The Power of Expectation in Education
To connect the dots between Clever Hans and education, we have to look at later research done on the power of expectation in 1968 by Rosenthal and Jacobsen. Rosenthal, a Harvard professor, had done other research in 1963 that pointed to the fact that the information biases and expectations of testers in a laboratory setting impacted the results and performance of the participants in those tests. He was concerned about how much this type of influence could have on students’ potential performance in the classroom.
To sum up his conclusions, when teachers had an expectation (impressed upon them randomly) that a student was of higher intelligence, this expectation altered the way they related to the student in subtle ways that contributed to the fullest potential of the student. Conversely, when a child was deemed not to be gifted, this expectation also subtly altered the way the teacher responded to the student. The way teachers treated both groups of students was unintentional and unconscious.
Later research confirmed and deepened our understanding about the power of teacher expectations. Once again, researchers observed that teachers unconsciously communicate higher expectations to the students they believe have greater potential. A study conducted by Chaiken, Sigler, and Derlega (1974) consisted of videotaping teacher-student interactions in a classroom situation in which the teachers had been informed that certain children were extremely bright (these students had been chosen at random from all the students in the class).
Careful examination of the videos indicated that in many subtle ways, teachers favored the students identified as brighter.
How? They smiled at these students more often, were more patient, made more eye contact, and responded with more favorable reactions to these students’ comments in class. Researchers also noted that when educators have high expectations for students, those students are more likely to enjoy school, to receive more constructive comments from teachers on their mistakes, and to work harder to try to improve.
Such studies indicate that teacher expectancies—while not the only determinant of a child’s performance in school—can have a powerful effect on a student’s long-term potential and sense of self.

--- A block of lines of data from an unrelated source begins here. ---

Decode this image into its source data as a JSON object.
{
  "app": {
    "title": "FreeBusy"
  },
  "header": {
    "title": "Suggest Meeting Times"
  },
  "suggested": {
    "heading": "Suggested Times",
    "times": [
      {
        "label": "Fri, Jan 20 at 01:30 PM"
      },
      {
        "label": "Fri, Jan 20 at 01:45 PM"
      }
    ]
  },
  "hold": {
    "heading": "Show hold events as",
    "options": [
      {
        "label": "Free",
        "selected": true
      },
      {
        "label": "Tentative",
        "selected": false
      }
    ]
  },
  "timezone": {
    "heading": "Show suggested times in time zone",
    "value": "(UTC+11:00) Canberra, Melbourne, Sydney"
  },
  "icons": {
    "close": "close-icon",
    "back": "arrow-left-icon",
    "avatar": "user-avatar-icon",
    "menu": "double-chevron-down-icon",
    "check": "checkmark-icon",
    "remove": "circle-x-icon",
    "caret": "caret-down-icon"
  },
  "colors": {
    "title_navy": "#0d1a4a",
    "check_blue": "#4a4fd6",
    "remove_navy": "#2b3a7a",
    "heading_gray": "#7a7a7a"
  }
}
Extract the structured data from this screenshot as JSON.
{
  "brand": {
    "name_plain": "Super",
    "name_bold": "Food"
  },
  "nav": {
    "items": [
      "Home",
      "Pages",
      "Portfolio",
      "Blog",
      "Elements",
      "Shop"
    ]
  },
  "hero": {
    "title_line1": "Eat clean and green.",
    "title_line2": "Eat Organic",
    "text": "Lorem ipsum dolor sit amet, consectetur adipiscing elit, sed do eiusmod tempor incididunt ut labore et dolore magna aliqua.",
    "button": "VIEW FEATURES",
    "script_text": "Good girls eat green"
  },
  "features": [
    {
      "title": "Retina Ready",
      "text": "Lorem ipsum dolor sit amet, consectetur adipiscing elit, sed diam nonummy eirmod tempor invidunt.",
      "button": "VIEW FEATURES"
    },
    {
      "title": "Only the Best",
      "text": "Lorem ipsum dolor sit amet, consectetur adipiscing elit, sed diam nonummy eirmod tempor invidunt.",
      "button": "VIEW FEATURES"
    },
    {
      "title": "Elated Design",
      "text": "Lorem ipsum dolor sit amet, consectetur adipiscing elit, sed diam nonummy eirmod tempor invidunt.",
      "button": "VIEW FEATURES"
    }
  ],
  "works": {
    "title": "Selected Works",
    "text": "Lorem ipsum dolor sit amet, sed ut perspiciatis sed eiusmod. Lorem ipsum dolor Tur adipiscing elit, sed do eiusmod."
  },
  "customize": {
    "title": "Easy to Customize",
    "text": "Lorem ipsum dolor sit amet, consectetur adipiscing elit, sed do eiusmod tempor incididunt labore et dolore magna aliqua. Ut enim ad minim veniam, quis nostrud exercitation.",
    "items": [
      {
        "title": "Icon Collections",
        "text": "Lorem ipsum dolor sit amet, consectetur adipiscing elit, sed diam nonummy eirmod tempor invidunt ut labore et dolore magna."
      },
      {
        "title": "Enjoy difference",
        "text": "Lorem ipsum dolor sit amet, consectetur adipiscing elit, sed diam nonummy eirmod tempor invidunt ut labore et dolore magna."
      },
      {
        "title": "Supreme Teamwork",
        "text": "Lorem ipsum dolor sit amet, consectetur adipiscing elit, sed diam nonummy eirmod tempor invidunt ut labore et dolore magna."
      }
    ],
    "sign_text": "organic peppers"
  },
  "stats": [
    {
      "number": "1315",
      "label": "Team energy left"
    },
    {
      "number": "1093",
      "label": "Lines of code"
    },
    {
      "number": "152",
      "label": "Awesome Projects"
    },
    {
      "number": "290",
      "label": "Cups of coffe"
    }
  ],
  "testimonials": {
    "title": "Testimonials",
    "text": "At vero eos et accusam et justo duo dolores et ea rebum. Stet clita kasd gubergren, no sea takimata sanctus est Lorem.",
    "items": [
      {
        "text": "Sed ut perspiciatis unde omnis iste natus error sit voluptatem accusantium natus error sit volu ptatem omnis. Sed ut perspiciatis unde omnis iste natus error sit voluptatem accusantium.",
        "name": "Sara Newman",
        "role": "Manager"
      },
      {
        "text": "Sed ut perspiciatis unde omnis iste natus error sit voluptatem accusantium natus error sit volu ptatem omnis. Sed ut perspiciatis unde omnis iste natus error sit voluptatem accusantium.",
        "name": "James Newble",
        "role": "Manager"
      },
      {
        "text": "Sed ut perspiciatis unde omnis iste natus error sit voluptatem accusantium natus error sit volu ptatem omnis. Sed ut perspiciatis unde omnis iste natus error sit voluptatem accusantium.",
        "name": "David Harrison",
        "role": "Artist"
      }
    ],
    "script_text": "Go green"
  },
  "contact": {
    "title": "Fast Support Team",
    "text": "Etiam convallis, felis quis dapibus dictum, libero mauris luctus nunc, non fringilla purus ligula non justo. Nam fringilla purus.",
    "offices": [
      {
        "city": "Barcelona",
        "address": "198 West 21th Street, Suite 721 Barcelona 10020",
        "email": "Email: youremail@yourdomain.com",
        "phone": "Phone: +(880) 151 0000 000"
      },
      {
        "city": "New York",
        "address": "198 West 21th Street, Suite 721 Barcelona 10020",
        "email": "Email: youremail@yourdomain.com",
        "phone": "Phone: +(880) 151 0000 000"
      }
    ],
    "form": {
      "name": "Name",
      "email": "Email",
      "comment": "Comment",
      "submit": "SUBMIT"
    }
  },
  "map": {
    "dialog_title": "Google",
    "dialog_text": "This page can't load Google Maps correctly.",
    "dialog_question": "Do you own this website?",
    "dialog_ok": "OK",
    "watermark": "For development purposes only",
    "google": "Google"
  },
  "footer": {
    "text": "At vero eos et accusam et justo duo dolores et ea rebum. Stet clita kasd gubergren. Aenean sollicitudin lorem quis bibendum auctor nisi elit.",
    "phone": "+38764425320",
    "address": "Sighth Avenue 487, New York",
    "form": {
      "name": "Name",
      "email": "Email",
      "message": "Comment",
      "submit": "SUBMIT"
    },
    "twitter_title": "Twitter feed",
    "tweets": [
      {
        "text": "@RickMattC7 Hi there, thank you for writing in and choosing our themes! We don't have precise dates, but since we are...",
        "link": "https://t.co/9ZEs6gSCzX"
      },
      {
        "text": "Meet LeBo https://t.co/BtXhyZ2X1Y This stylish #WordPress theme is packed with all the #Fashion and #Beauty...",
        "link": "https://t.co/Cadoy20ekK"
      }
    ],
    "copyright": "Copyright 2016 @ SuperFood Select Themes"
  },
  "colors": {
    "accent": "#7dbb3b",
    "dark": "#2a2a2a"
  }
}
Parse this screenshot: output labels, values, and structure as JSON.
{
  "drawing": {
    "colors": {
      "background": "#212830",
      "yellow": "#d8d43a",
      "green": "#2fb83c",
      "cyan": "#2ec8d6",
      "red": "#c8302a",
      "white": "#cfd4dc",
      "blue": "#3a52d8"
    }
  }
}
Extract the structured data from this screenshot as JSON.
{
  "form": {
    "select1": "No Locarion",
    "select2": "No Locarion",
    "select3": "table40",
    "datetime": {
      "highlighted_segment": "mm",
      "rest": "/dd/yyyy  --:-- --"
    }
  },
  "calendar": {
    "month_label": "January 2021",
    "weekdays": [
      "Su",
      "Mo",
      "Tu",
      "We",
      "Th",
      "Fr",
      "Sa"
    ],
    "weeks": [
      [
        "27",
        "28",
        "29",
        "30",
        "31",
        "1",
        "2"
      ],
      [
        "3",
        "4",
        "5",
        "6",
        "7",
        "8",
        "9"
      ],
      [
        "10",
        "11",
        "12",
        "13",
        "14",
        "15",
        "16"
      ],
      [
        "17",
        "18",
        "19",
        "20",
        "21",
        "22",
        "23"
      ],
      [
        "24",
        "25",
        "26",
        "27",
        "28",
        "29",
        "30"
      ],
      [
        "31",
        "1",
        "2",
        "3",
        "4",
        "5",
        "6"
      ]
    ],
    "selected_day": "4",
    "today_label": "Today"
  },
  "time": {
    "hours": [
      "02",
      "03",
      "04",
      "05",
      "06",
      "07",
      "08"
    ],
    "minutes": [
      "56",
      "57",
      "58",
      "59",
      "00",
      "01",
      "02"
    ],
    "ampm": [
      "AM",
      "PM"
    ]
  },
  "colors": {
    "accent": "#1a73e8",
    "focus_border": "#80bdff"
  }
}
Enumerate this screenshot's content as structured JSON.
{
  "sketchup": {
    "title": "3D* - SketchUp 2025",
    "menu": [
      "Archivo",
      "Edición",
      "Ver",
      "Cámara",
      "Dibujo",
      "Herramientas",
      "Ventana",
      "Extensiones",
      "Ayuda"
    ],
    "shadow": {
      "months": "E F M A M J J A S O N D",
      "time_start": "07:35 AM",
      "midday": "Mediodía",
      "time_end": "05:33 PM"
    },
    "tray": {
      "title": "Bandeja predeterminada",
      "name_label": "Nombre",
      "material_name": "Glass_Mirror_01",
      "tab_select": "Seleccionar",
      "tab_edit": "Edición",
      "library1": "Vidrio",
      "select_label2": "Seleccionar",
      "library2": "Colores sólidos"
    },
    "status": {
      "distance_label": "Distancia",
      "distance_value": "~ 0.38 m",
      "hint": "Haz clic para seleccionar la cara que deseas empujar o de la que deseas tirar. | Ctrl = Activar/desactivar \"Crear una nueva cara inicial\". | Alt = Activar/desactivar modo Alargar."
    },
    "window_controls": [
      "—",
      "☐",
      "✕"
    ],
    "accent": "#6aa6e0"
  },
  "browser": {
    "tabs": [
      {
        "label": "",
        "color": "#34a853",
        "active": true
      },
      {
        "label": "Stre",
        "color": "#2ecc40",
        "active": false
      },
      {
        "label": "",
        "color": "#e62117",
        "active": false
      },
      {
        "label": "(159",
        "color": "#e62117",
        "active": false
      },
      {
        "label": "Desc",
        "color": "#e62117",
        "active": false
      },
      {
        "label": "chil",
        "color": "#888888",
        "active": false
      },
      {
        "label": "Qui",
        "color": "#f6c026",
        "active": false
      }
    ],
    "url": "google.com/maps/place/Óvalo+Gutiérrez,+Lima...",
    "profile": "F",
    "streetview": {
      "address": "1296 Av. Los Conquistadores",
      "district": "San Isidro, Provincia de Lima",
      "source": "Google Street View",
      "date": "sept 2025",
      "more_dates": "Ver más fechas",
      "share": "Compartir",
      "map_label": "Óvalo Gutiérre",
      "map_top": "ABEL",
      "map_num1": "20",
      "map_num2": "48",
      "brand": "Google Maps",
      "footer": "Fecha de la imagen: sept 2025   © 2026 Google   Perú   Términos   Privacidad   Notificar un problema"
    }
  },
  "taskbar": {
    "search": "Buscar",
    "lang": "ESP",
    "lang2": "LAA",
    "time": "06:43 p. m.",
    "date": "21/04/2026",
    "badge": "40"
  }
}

As we all work toward providing optimal learning opportunities for today’s kids, this information is a sobering reminder that what we expect is what we get. When nurturing struggling readers, it is crucial to examine ourselves for personal bias or lowered expectations and to root those out. Why? Because, as sure as Hans was a horse, our kids will pick up on those subtle differences in our expectations.
Thank you for reading about the power of expectation and education. For a thorough discussion of dyslexia, you may enjoy the second edition of my award-winning book Raising a Child with Dyslexia: What Every Parent Needs to Know, available in softcover, hardcover, eBook, and audio. In addition to facts on testing and accommodation, my book gives you the tools to provide the social and emotional support children with dyslexia require. The second edition has the same great content as the first edition but now contains a very helpful bibliography and index and an exciting new cover.
And to learn more about how every student best learns to read, you may also enjoy Failing Students or Failing Schools? A Parent’s Guide to Reading Instruction and Intervention, by reading specialist and shortlisted World Literacy Award nominee Faith Borkowsky.
Cardboard Box Adventures picture books are great for shared reading and can help parents establish a strong preliteracy foundation for their children. Check out the CBA Catalog for a full list of award-winning picture books, chapter books, and resources for parents and educators. Visit my Amazon author page for more information.